After offering a patch to Android partners, Google said Tuesday it’s working on a Stagefright fix for Nexus devices that should be ready next week.
Stagefright is probably the worst vulnerability ever discovered in Android. It can infect your device through an MMS message and allow a third-party to monitor your activity without your knowledge.
Google already sent patches out to hardware partners and emphasized Android’s sandboxing technologies could prevent a catastrophe if your device is infected.
A Google spokesperson gave the following statement to Android Police:
This vulnerability was identified in a laboratory setting on older Android devices, and as far as we know, no one has been affected. As soon as we were made aware of the vulnerability we took immediate action and sent a fix to our partners to protect users.

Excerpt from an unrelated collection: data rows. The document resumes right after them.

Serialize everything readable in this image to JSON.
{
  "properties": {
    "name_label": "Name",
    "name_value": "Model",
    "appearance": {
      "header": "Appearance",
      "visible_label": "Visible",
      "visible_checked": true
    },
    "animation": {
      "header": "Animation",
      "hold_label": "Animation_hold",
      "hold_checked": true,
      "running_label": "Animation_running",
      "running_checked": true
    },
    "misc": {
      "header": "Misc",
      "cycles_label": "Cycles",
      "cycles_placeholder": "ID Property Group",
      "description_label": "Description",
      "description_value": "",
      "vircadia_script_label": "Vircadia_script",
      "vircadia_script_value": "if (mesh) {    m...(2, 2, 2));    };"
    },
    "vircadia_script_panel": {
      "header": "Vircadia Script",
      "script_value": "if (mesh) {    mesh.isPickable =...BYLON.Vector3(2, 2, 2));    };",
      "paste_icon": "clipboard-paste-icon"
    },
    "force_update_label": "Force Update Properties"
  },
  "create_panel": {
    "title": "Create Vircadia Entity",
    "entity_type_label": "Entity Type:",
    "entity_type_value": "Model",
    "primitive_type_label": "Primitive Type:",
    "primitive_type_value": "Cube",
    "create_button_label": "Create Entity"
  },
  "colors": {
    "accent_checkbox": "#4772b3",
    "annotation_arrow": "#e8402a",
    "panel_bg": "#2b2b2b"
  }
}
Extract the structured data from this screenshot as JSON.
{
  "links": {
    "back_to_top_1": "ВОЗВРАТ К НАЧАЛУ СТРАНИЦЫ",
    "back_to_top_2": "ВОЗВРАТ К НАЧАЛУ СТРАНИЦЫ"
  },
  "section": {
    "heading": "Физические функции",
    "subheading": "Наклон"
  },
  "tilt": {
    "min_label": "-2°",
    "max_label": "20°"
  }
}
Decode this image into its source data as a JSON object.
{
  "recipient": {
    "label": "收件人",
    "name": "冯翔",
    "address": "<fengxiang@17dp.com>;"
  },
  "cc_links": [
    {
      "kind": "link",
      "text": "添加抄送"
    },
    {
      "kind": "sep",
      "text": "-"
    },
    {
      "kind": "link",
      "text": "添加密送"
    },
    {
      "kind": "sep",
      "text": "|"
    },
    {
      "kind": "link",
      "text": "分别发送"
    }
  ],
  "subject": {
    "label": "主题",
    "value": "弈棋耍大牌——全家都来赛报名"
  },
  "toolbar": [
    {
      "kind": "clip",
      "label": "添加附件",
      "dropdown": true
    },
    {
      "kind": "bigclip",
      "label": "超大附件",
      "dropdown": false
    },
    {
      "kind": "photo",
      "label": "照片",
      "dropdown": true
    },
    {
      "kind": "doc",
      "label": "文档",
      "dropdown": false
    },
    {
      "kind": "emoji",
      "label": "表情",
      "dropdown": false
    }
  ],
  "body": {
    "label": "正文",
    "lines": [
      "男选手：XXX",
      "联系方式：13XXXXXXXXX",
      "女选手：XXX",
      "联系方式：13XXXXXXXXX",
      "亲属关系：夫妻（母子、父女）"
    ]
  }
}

As part of a regularly scheduled security update, we plan to push further safeguards to Nexus devices starting next week. And, we’ll be releasing it in open source when the details are made public by the researcher at BlackHat.
The story behind the story: The security firm Zimperium Labs discovered the bug in April and reported it to Google, offering them the industry standard 120-day window of secrecy.

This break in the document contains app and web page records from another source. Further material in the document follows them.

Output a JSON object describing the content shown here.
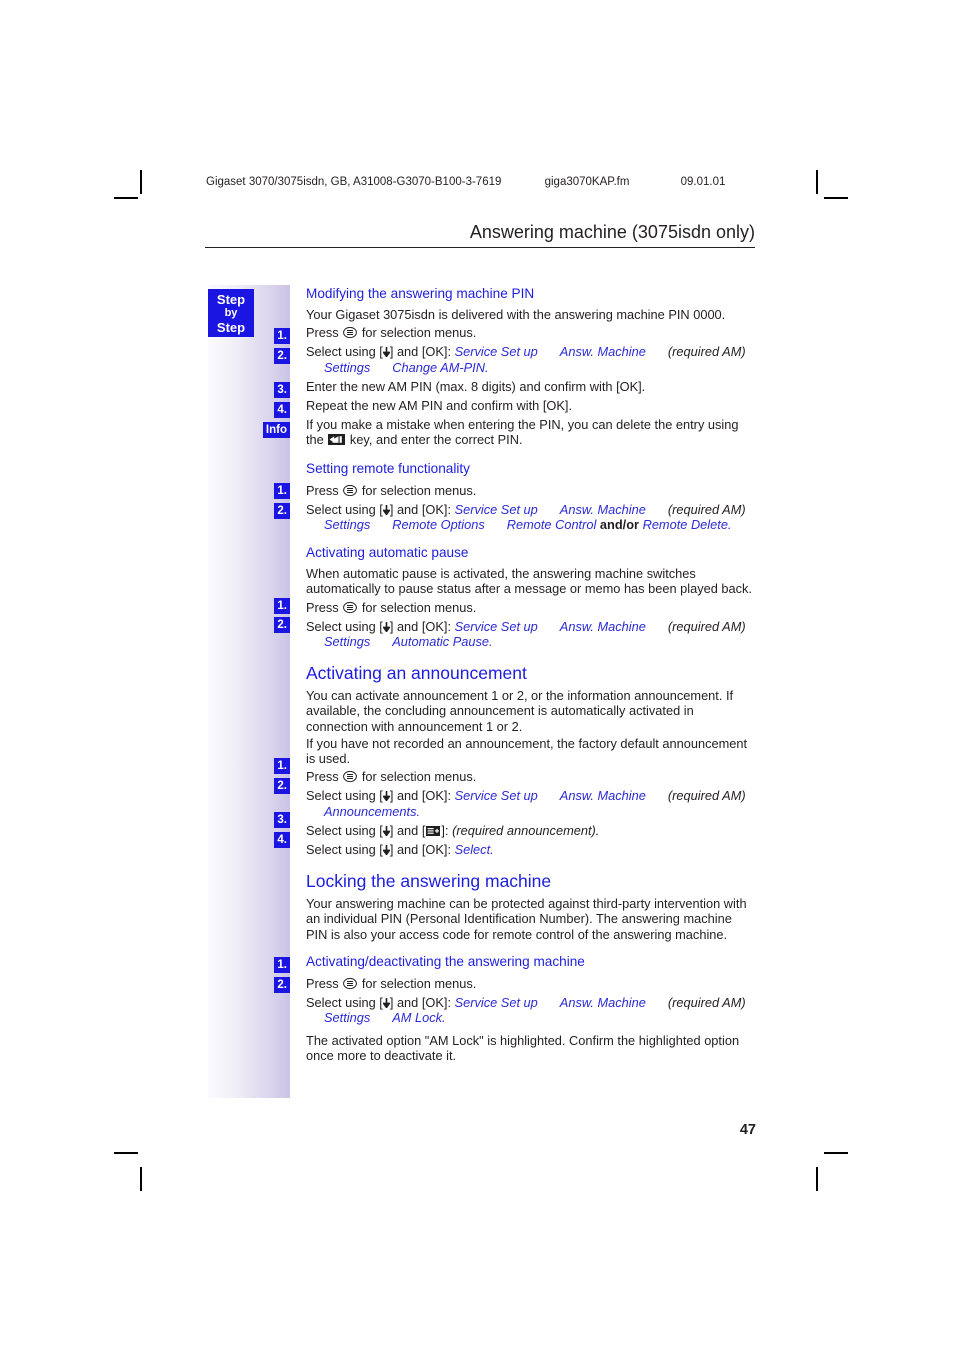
{
  "print_line": {
    "document": "Gigaset 3070/3075isdn, GB, A31008-G3070-B100-3-7619",
    "file": "giga3070KAP.fm",
    "date": "09.01.01"
  },
  "chapter_header": "Answering machine (3075isdn only)",
  "sidebar": {
    "step_box": {
      "line1": "Step",
      "line2": "by",
      "line3": "Step"
    },
    "badges": [
      "1.",
      "2.",
      "3.",
      "4.",
      "Info"
    ]
  },
  "page_number": "47",
  "icons": {
    "menu_key": "menu-key-icon",
    "back_key": "back-delete-key-icon",
    "display_key": "display-key-icon",
    "down_key": "down-arrow-key-icon"
  },
  "sections": [
    {
      "id": "modifying-pin",
      "level": "sub",
      "title": "Modifying the answering machine PIN",
      "intro": "Your Gigaset 3075isdn is delivered with the answering machine PIN 0000.",
      "steps": [
        {
          "badge": "1.",
          "text_before": "Press ",
          "icon": "menu",
          "text_after": " for selection menus."
        },
        {
          "badge": "2.",
          "lead": "Select using [",
          "lead2": "] and [OK]: ",
          "path": [
            "Service Set up",
            "Answ. Machine",
            "(required AM)",
            "Settings",
            "Change AM-PIN."
          ],
          "note_index": 2
        },
        {
          "badge": "3.",
          "plain": "Enter the new AM PIN (max. 8 digits) and confirm with [OK]."
        },
        {
          "badge": "4.",
          "plain": "Repeat the new AM PIN and confirm with [OK]."
        },
        {
          "badge": "Info",
          "info_before": "If you make a mistake when entering the PIN, you can delete the entry using the ",
          "icon": "back",
          "info_after": " key, and enter the correct PIN."
        }
      ]
    },
    {
      "id": "remote-functionality",
      "level": "sub",
      "title": "Setting remote functionality",
      "steps": [
        {
          "badge": "1.",
          "text_before": "Press ",
          "icon": "menu",
          "text_after": " for selection menus."
        },
        {
          "badge": "2.",
          "path": [
            "Service Set up",
            "Answ. Machine",
            "(required AM)",
            "Settings",
            "Remote Options",
            "Remote Control",
            "and/or",
            "Remote Delete."
          ]
        }
      ]
    },
    {
      "id": "automatic-pause",
      "level": "sub",
      "title": "Activating automatic pause",
      "intro": "When automatic pause is activated, the answering machine switches automatically to pause status after a message or memo has been played back.",
      "steps": [
        {
          "badge": "1.",
          "text_before": "Press ",
          "icon": "menu",
          "text_after": " for selection menus."
        },
        {
          "badge": "2.",
          "path": [
            "Service Set up",
            "Answ. Machine",
            "(required AM)",
            "Settings",
            "Automatic Pause."
          ]
        }
      ]
    },
    {
      "id": "activating-announcement",
      "level": "main",
      "title": "Activating an announcement",
      "intro": "You can activate announcement 1 or 2, or the information announcement. If available, the concluding announcement is automatically activated in connection with announcement 1 or 2.",
      "intro2": "If you have not recorded an announcement, the factory default announcement is used.",
      "steps": [
        {
          "badge": "1.",
          "text_before": "Press ",
          "icon": "menu",
          "text_after": " for selection menus."
        },
        {
          "badge": "2.",
          "path": [
            "Service Set up",
            "Answ. Machine",
            "(required AM)",
            "Announcements."
          ]
        },
        {
          "badge": "3.",
          "display_step": true,
          "display_note": "(required announcement)."
        },
        {
          "badge": "4.",
          "path": [
            "Select."
          ]
        }
      ]
    },
    {
      "id": "locking",
      "level": "main",
      "title": "Locking the answering machine",
      "intro": "Your answering machine can be protected against third-party intervention with an individual PIN (Personal Identification Number). The answering machine PIN is also your access code for remote control of the answering machine.",
      "sub": {
        "title": "Activating/deactivating the answering machine",
        "steps": [
          {
            "badge": "1.",
            "text_before": "Press ",
            "icon": "menu",
            "text_after": " for selection menus."
          },
          {
            "badge": "2.",
            "path": [
              "Service Set up",
              "Answ. Machine",
              "(required AM)",
              "Settings",
              "AM Lock."
            ]
          }
        ],
        "outro": "The activated option \"AM Lock\" is highlighted. Confirm the highlighted option once more to deactivate it."
      }
    }
  ],
  "common": {
    "select_using": "Select using [",
    "and_ok": "] and [OK]: ",
    "and_display": "] and [",
    "display_close": "]: ",
    "press": "Press ",
    "for_menus": " for selection menus."
  }
}
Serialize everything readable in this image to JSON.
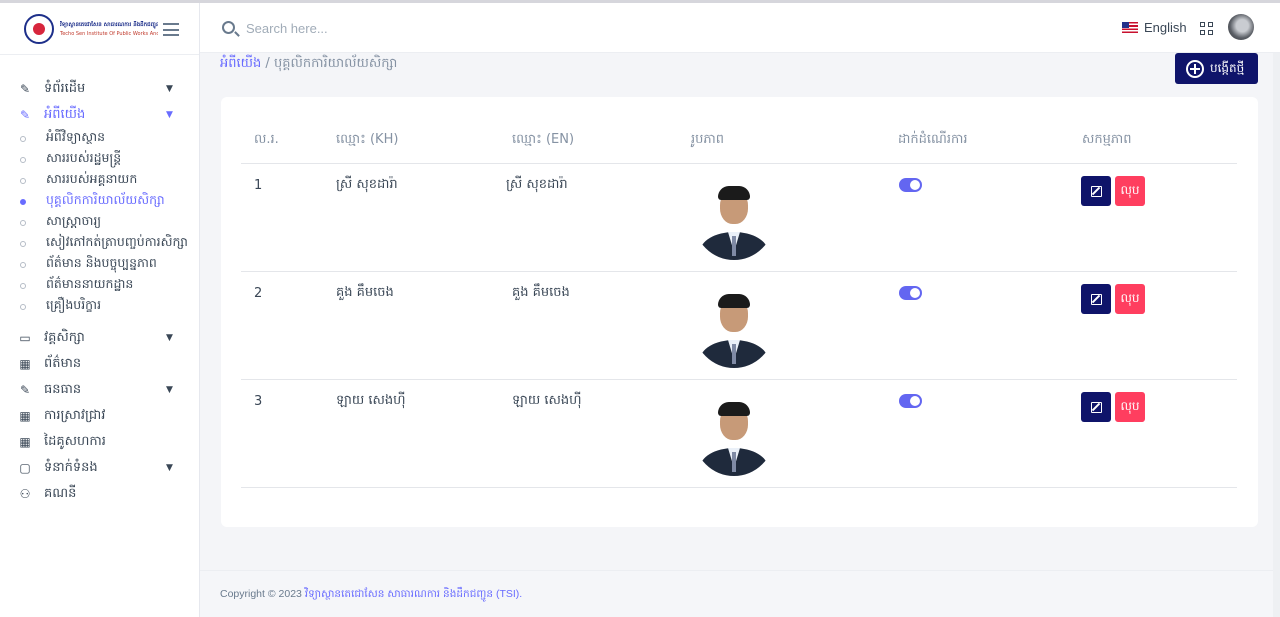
{
  "brand": {
    "line1": "វិទ្យាស្ថានតេជោសែន សាធារណការ និងដឹកជញ្ជូន",
    "line2": "Techo Sen Institute Of Public Works And Transport"
  },
  "topbar": {
    "search_placeholder": "Search here...",
    "language": "English"
  },
  "sidebar": {
    "home": "ទំព័រដើម",
    "about": "អំពីយើង",
    "about_items": [
      "អំពីវិទ្យាស្ថាន",
      "សាររបស់រដ្ឋមន្ត្រី",
      "សាររបស់អគ្គនាយក",
      "បុគ្គលិកការិយាល័យសិក្សា",
      "សាស្ត្រាចារ្យ",
      "សៀវភៅកត់ត្រាបញ្ចប់ការសិក្សា",
      "ព័ត៌មាន និងបច្ចុប្បន្នភាព",
      "ព័ត៌មាននាយកដ្ឋាន",
      "គ្រឿងបរិក្ខារ"
    ],
    "courses": "វគ្គសិក្សា",
    "news": "ព័ត៌មាន",
    "resources": "ធនធាន",
    "research": "ការស្រាវជ្រាវ",
    "partners": "ដៃគូសហការ",
    "contact": "ទំនាក់ទំនង",
    "account": "គណនី"
  },
  "breadcrumb": {
    "parent": "អំពីយើង",
    "sep": "/",
    "current": "បុគ្គលិកការិយាល័យសិក្សា"
  },
  "new_button": "បង្កើតថ្មី",
  "table": {
    "headers": {
      "no": "ល.រ.",
      "name_kh": "ឈ្មោះ (KH)",
      "name_en": "ឈ្មោះ (EN)",
      "photo": "រូបភាព",
      "status": "ដាក់ដំណើរការ",
      "action": "សកម្មភាព"
    },
    "delete_label": "លុប",
    "rows": [
      {
        "no": "1",
        "name_kh": "ស្រី សុខដារ៉ា",
        "name_en": "ស្រី សុខដារ៉ា",
        "enabled": true
      },
      {
        "no": "2",
        "name_kh": "គួង គឹមចេង",
        "name_en": "គួង គឹមចេង",
        "enabled": true
      },
      {
        "no": "3",
        "name_kh": "ឡាយ សេងហ៊ី",
        "name_en": "ឡាយ សេងហ៊ី",
        "enabled": true
      }
    ]
  },
  "footer": {
    "copyright": "Copyright © 2023",
    "org": "វិទ្យាស្ថានតេជោសែន សាធារណការ និងដឹកជញ្ជូន (TSI)."
  },
  "colors": {
    "accent": "#696cff",
    "primary_button": "#0f146a",
    "danger": "#ff3e5f",
    "toggle_on": "#6366f1"
  }
}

Despite creating a fix, this must be siphoned through the long tube of Android updates. Manufacturers must apply it to their custom Android version. Then carriers must approve and send out the update.
This illustrates one of the major problems with Android’s fragmentation. Hopefully, Stagefright will help the industry recognize there’s more at stake to timely Android updates than missing the latest features. It’s created an unsustainable structure to keeping the ecosystem secure.
This story, "Google pledges a speedy Stagefright security fix for Nexus devices" was originally published by Greenbot.